I’ve already blogged about making digital prints. They are where I came from as a printmaker, so an important part of my practice. Going back to them while not in the studio was still a form of play. It gave me the freedom to think about ideas of shape and form and composition without investing too much time. Or money for that matter, since decent paper is not cheap. In the end, even though I was ‘only playing’ the outcomes were very satisfying, and I ended up with two ‘suites’ of prints. One is a set of square prints which relate quite strongly to the monotypes I have been making all year. The second set are panoramic in format, but oriented vertically. I wanted to avoid any landscape references and make these wholly abstract.
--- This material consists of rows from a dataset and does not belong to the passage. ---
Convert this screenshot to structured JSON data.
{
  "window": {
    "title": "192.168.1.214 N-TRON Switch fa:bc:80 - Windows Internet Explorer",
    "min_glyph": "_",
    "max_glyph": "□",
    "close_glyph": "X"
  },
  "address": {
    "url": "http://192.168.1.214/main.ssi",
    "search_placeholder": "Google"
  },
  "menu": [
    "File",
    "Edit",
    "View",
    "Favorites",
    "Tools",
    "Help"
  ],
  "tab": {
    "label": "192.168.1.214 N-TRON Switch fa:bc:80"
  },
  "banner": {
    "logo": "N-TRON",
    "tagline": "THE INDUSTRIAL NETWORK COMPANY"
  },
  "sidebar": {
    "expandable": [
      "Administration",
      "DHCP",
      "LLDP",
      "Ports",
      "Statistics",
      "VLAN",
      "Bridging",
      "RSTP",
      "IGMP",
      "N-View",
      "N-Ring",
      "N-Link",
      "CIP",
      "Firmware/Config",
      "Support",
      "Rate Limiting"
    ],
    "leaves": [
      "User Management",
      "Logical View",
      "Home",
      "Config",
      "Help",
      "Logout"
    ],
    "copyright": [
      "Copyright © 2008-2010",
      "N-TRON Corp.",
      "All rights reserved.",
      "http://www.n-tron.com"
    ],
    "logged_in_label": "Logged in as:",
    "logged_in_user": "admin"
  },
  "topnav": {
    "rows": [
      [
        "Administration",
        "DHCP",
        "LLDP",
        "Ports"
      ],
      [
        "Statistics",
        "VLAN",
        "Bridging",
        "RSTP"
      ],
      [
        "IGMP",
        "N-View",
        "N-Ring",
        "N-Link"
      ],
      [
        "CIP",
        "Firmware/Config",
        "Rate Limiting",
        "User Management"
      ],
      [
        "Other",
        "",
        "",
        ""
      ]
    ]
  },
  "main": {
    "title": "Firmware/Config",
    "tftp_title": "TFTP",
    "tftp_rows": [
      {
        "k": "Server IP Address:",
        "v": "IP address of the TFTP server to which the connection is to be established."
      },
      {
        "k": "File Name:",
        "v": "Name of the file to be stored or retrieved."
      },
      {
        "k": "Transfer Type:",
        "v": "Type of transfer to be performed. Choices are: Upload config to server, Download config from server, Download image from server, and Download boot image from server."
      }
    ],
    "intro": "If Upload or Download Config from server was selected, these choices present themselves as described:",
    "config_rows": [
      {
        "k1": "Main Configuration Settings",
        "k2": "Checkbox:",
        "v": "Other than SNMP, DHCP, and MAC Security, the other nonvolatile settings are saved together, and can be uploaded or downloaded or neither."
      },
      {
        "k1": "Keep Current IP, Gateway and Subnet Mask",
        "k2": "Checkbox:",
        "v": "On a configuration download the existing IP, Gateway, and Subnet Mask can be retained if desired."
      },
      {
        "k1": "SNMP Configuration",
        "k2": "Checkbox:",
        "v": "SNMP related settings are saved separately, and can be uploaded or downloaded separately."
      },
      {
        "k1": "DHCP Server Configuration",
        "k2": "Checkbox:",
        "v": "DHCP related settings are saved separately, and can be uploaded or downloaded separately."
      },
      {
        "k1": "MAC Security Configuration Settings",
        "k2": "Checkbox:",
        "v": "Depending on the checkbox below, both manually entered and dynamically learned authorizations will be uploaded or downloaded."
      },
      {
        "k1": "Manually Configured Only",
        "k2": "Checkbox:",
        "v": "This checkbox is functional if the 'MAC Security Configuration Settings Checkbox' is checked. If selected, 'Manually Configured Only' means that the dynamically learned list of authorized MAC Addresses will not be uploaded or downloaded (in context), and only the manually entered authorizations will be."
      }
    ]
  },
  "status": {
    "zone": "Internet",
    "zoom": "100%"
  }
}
This isn’t the first time I’ve used play to generate work. Back in 2014 I made a set of what I later called Tinies. I was painting then and very bad at judging how much paint to put on my palette. Rather than waste the leftovers I took, as I realised later, what were monotypes from the palette using some heavy mixed media paper I had to hand. Later I cut these down into small squares, each about 25-30 mm on a side. My original intention was to reassemble them into a collage.
I never made any progress, although I did play around with the pieces for a while. I kept the pieces though, then later still, mounted a selection of these to fit into a 6” x 6” frame (150 mm). When I took these to an ‘art boot sale’, to my surprise they sold very well. Many were sold before I decided to number the rest into a series – Tiny 2014.
The next year I acquired a number of pieces of mount board, originally samples of different colours. I used these to make a set of collagraph plates, experimenting with materials like tile cement. Printing these allowed me to play gain, experimenting with colour combinations, trying out the effects of overprinting colours. These became Tiny 2015.
Tiny 2017, was another set of ‘found images’, this time cut from failed monotypes made with oil based inks, while Tiny 2019 was a return to the small collagraph plates. So far there have been no more.
Now though, I’m itching to get back to physical printing. I find it immensely satisfying to see an image gradually emerge out of the clutter of bits of paper, stencils and general rubbish I use to make my monotype prints. How I do that will be covered in another post.
I hope though that I can still retain the freedom from the last few weeks of ‘playtime’.